I didn’t write the article out of bitterness or regret, and I certainly wasn’t making the point that waiting isn’t worthwhile. I wrote it because I deeply believe that the reasons WHY we do things matter. In fact, they might matter as much as the actions themselves. I wanted to call into question the way much of the evangelical Christian community has handled its discussion of both pre and post-marital sex. Restricting sex to marriage is a value we hold, but the way we talk about it matters. The reasons people are waiting (or not waiting) matter.
I believe the Church is meant to spread truth, but some of the teachings I encountered about sex simply weren’t true. Much of the struggle and disappointment I did experience would have been avoided had I simply not been given false expectations and unhealthy ways of viewing sex and sexuality.
The article received a lot of attention from Christians and non-Christians alike and I was able to respond to some of the questions and concerns it sparked in a follow-up post on my blog, but this is a big topic and there’s a lot more that can be said. Brett has graciously given me the opportunity to expand on some of my points from the article. I’ll be doing a series of posts that flesh out my original four points and hopefully address some concerns that have been raised. In my next post I’ll talk about the idea of physical contact as a “gateway drug” for sex — how this language and attitude about our physical relationships can be harmful as well as some thoughts on better ways to think and talk about setting necessary boundaries.

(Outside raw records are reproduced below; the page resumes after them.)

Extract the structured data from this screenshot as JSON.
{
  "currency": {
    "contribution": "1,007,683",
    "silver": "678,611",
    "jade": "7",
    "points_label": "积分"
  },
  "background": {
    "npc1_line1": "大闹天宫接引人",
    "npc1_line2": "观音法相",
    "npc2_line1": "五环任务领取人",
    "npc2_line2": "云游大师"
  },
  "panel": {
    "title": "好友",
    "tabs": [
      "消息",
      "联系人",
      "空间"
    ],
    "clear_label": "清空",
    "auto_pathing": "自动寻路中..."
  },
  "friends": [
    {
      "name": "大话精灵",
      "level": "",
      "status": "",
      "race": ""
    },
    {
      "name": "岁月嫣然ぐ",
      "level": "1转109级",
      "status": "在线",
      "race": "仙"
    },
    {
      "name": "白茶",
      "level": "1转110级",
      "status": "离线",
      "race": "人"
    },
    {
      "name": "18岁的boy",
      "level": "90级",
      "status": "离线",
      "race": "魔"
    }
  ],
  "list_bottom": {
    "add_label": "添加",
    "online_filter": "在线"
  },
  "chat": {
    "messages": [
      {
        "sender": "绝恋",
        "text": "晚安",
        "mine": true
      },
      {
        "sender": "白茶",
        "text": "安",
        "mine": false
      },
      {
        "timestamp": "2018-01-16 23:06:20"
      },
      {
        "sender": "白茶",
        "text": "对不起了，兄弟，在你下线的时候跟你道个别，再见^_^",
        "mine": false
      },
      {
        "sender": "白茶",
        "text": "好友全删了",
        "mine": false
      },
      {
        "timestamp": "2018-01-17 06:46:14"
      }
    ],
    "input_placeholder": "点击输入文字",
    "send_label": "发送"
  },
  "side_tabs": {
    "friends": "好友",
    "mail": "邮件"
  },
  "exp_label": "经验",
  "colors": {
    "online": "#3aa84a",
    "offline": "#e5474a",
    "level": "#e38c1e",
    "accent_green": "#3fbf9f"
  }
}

[Lily Dunn is an ice cream connoisseur, a Disney fanatic, and a fellow raiSIN hater trying to live an authentic, grace-filled life. She lives and teaches with her husband in Daegu, South Korea and blogs at lilyellyn.wordpress.com You can also follow her on Twitter